Discussion in 'The Projects Forum' started by kool_dude_blr, Oct 31, 2006.

  1. kool_dude_blr

    Thread Starter New Member

    Oct 31, 2006
    Hello, can some recommed some good and standard books for three phase transformers? Also I am trying to understand the V-I relations in three phase transformers in time domain. can anyone explain this with diagram or point to some URL explaining this.

    thanks in advance
  2. mrmeval

    Distinguished Member

    Jun 30, 2006
  3. kuyoli

    New Member

    Nov 3, 2006
    step down 240v to 12v using solid state device
  4. kool_dude_blr

    Thread Starter New Member

    Oct 31, 2006
    Thanks for the reply but it does not explain the time domain relationships. I would be thankful if someone can point out to a resource in time domain.
  5. EngineerJoe


    Nov 4, 2006
    The V-I relationships for three phase circuits are nearly the same as for single phase circuits with some special considerations. Perhaps you are trying to understand why three phase power is used or made? With respect to the time domain, think of three generators on a common drive shaft. Each generator produces a positive and negative half of a sine wave. If the generators are attached to the common shaft in an identical fashion, then all three generators cross through zero (from positive to negative to positive again) at exactly at the same time.

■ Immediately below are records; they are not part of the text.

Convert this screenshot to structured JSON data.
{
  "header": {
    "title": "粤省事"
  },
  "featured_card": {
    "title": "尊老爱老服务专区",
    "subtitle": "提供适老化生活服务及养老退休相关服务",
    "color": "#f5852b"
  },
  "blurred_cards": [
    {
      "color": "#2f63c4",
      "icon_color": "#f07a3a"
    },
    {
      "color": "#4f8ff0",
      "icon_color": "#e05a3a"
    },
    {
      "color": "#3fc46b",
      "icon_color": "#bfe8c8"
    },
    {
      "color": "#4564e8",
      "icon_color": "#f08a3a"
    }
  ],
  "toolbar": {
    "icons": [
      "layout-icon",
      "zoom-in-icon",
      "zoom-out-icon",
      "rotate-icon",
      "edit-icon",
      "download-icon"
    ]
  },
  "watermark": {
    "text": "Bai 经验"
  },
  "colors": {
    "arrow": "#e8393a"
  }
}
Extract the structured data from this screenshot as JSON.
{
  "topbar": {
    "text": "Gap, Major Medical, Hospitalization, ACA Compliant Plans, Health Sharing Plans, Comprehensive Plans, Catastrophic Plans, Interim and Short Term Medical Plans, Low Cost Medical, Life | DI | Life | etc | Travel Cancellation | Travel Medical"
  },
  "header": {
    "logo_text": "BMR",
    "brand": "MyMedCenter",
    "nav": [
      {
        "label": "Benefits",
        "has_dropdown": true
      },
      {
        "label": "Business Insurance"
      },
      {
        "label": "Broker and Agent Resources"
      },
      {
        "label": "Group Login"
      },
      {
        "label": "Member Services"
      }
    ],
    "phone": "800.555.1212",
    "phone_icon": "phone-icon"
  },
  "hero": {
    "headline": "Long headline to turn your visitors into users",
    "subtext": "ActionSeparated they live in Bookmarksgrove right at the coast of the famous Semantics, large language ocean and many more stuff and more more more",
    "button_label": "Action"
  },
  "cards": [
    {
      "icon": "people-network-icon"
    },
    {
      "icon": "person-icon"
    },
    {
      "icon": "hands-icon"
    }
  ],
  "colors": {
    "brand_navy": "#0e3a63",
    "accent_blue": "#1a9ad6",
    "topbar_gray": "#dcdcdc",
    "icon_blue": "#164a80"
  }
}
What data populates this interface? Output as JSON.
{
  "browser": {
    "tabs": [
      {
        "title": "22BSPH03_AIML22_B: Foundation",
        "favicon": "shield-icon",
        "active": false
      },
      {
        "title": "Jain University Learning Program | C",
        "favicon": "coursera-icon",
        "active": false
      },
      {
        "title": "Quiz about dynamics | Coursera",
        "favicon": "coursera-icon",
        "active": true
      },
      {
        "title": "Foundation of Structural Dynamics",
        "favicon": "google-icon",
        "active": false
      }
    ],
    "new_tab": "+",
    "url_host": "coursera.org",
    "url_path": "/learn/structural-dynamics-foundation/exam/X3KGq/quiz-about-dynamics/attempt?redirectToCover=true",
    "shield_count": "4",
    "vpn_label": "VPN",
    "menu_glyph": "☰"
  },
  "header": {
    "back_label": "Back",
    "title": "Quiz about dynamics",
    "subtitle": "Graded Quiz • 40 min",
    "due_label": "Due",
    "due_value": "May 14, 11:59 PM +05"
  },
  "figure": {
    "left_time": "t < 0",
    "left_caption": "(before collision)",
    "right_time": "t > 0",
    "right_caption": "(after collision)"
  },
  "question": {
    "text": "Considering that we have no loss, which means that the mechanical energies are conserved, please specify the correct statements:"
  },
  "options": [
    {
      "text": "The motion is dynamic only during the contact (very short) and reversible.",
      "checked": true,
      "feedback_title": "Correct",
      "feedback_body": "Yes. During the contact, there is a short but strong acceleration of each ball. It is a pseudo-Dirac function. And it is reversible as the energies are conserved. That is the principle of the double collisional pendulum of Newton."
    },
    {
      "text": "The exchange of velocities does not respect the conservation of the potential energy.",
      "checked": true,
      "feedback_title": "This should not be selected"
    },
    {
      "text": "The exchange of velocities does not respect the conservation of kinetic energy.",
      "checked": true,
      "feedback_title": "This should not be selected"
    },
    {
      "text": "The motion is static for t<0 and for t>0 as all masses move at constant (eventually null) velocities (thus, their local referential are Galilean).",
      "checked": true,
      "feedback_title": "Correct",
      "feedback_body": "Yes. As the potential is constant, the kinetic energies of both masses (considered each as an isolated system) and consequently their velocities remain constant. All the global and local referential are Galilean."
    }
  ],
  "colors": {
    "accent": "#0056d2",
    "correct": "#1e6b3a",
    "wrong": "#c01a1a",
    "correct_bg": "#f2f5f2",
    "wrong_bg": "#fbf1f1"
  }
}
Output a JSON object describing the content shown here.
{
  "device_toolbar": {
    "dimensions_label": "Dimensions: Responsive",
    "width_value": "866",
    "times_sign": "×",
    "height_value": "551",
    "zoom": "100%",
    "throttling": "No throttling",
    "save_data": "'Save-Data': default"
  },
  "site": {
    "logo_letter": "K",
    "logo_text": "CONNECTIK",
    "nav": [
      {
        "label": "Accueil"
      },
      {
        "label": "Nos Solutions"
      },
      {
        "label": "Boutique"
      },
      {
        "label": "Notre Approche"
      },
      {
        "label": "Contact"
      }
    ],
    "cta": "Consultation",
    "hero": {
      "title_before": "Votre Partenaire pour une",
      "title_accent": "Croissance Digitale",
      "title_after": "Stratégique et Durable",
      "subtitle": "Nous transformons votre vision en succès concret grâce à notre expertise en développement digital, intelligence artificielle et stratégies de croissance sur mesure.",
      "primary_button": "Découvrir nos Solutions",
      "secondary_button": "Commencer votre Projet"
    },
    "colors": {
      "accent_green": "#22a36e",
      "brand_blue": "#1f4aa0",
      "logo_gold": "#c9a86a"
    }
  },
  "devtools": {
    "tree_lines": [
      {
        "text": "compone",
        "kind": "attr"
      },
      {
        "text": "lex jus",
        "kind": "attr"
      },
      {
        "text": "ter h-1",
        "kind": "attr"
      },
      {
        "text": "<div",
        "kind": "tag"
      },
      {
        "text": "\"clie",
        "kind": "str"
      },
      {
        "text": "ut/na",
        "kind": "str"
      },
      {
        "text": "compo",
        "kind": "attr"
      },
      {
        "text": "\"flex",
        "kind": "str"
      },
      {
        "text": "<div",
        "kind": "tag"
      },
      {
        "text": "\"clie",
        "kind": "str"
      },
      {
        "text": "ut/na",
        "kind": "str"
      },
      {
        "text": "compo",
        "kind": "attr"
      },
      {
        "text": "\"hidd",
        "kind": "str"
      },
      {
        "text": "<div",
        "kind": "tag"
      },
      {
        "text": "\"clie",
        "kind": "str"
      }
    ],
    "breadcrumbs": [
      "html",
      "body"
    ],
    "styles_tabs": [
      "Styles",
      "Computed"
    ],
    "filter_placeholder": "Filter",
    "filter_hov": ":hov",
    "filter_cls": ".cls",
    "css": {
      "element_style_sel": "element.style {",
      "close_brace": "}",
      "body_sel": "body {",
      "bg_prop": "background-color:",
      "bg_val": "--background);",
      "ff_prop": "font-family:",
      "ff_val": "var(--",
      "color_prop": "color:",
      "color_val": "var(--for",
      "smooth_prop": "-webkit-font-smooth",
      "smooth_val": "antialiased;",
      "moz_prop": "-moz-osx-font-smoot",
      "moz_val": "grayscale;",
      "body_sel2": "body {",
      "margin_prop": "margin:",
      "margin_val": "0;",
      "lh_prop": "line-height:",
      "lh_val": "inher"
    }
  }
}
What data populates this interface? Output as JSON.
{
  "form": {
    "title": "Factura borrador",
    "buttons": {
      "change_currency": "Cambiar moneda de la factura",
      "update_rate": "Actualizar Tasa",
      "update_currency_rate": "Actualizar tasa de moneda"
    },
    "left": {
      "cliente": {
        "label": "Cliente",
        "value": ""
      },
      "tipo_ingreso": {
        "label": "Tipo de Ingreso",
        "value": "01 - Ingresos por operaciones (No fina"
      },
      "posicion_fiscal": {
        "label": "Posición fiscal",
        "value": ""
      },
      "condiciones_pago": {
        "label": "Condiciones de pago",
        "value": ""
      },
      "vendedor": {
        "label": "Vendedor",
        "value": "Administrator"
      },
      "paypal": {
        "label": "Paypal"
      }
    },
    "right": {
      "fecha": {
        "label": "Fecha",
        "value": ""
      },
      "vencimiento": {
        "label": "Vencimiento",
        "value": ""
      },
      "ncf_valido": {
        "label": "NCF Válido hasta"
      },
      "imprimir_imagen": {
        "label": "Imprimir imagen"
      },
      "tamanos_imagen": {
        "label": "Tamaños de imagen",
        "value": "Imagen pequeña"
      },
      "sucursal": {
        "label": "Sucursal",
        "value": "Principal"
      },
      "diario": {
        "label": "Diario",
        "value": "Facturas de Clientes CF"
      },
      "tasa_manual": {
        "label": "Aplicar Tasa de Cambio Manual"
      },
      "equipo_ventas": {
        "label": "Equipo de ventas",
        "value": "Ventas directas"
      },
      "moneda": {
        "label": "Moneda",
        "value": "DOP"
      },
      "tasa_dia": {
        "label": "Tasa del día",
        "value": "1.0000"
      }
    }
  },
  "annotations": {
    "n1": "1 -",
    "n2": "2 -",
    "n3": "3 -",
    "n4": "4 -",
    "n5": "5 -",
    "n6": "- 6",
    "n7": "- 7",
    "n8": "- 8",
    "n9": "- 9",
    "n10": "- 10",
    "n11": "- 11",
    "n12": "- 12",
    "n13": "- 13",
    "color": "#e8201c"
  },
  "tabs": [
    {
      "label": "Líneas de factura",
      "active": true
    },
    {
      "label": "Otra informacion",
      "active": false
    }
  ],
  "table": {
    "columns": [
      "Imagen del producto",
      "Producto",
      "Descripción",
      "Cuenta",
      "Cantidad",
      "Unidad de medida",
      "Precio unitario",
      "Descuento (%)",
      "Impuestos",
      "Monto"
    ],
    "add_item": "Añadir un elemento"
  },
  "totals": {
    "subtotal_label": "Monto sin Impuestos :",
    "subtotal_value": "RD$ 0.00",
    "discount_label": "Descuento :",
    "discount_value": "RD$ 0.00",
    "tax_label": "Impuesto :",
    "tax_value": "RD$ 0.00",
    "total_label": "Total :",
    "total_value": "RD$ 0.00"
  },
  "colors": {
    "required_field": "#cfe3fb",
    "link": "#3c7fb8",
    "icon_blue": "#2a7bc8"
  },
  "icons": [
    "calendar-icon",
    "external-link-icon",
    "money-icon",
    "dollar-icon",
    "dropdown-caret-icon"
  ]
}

    If you tilt the first generator 120° clockwise and lock it back onto the shaft and then tilt the last generator 120° counter clockwise and lock it back onto the shaft, then power will be available on any 2 of the three phases at any point in time. When one A/C sine wave is crossing through zero, the other two are 120° ahead or behind. Try plotting out 3 sine waves of any magnitude where the first one crosses over (from negative to positive) at 0° while the other two identical sine waves do the same thing at 120° and 240° respectively. This relationship between phases remains fixed at all frequencies. Does this help?
  6. subtech

    Senior Member

    Nov 21, 2006
    A super good book just to have in general is Delmar's Standard Textbook of Electricity by Stephen L. Herman.
    It covers many, many aspects of things electrical from basic ac and dc properties to larger 3 phase ac generators and motors. I carry a copy every day at work as a reference and I use it as a teaching aid for apprentice linemen. It not only explains things in very simple language, but it includes diagrams and color coded pictures for more complex issues. It can be had at times from in the used book section for reasonable money, or if you,re not financially challenged like me, you could splurge for the new shiny edition($$$$$$$). I think you would find it most helpful.
  7. JoeJester

    AAC Fanatic!

    Apr 26, 2005
  8. fanta_hanu

    New Member

    Mar 9, 2009
    Electrical Machines by Dr.P.S.Bhimbra
  9. here2learn

    New Member

    Mar 6, 2009
    i guess for the basics "generalized theory of electical machines by P.S bhimbhra" would help........